Demonetisation resulted in a modest 0.4% decline in industrial production for December 2016.
Increased Consumer Price And Consumer Price Index
Since November 2014, December 2016 saw the smallest increase in consumer price growth—3.41%. In March 2017, the consumer price index rose by 3.81% year over year, which was less than the market expectation of 3.98%.
50 Lakh People Lost Their Jobs
The State of Working India reported that the Indian unemployment rate rose to 6% between 2011 to 2016 and at least 50 lakh people lost their jobs after demonetisation.
Generated Questionable Transactions
Although the currency demonetized by the Indian Government may have changed, the main objectives remained the same: to shorten illegal activity, manage inflation, eliminate counterfeit money from the economy, and draw unaccounted money to the attention of banks and tax officials.
Demonetisation was touted as one of the most significant and boldest steps any Indian government has taken to counter terrorism in the country. Although the immediate days following the event were chaotic, the Indian banking system rose to the occasion and managed to collect a considerable amount of currency in the economy.
Frequently Asked Questions
What Was the Motivation Behind Withdrawing the 500 and 1000 Rupee Old Bank Notes as the Legal Tender Scheme?
Demonetisation is eliminating specific types of money from users. Fake Indian rupee notes of higher denominations had become increasingly prevalent in the economy. Fake currency is one of the main tools used for illegal and anti-national activities. As counterfeit notes are printed using advanced technology, people may be unable to identify them.
The Indian economy was still primarily based on cash in 2016. Hence, the threat posed by fake Indian currency notes was high back then. The Government of India launched a plan to remove the legal tender status of the old banknotes in the denominations of 500 and 1000 to fight the rising frequency of fake rupee notes and black money.
What Did India Gain From Demonetisation?

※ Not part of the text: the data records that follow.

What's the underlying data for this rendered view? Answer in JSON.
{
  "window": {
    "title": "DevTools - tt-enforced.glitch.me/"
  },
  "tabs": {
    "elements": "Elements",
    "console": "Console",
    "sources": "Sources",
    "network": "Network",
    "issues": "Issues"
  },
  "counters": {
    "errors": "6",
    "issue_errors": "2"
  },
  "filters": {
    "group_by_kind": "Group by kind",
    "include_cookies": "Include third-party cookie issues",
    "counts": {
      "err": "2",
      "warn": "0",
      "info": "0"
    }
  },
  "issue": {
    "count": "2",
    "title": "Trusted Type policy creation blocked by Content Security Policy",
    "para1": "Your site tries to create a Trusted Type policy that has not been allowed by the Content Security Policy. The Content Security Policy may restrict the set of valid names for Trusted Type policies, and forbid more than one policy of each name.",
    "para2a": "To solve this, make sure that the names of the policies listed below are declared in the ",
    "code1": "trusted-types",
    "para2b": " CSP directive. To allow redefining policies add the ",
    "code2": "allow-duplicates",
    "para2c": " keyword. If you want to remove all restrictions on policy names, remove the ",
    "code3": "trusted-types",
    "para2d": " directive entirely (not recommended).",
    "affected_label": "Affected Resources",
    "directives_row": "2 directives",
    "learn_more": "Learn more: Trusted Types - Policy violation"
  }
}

Since demonetisation, digital transactions have drastically increased in India. The number of UPI transactions rose to 7.3 billion in October 2022 from 4.2 billion in October 2021. Higher digital points meant printing fewer notes by the RBI and ease in tracking financial transactions. This resulted in saving the cost of printing money for the Government of India.
How Can India Stop Black Money?
Demonetisation has been the favoured method recognized to reduce black money. Apart from demonetisation: raids, rigorous taxation reforms, and voluntary disclosure schemes are some methods that help reduce black money.
What Is the Maximum Amount We Can Draw From an ATM?
The Government of India has lifted limits on ATM cash withdrawals as of February 1, 2017. Before November 8, 2016, banks could set operational restrictions of their choice on the cash withdrawal cap for an account. But now, the withdrawal limits range from Rs.10,000 to Rs. 25,000 depending on the card type.
How Much Cash May We Pay in a Day to Be Eligible for Tax Deduction?
You are not eligible for any tax deduction when you spend more than Rs. 10,000 cash in a single day.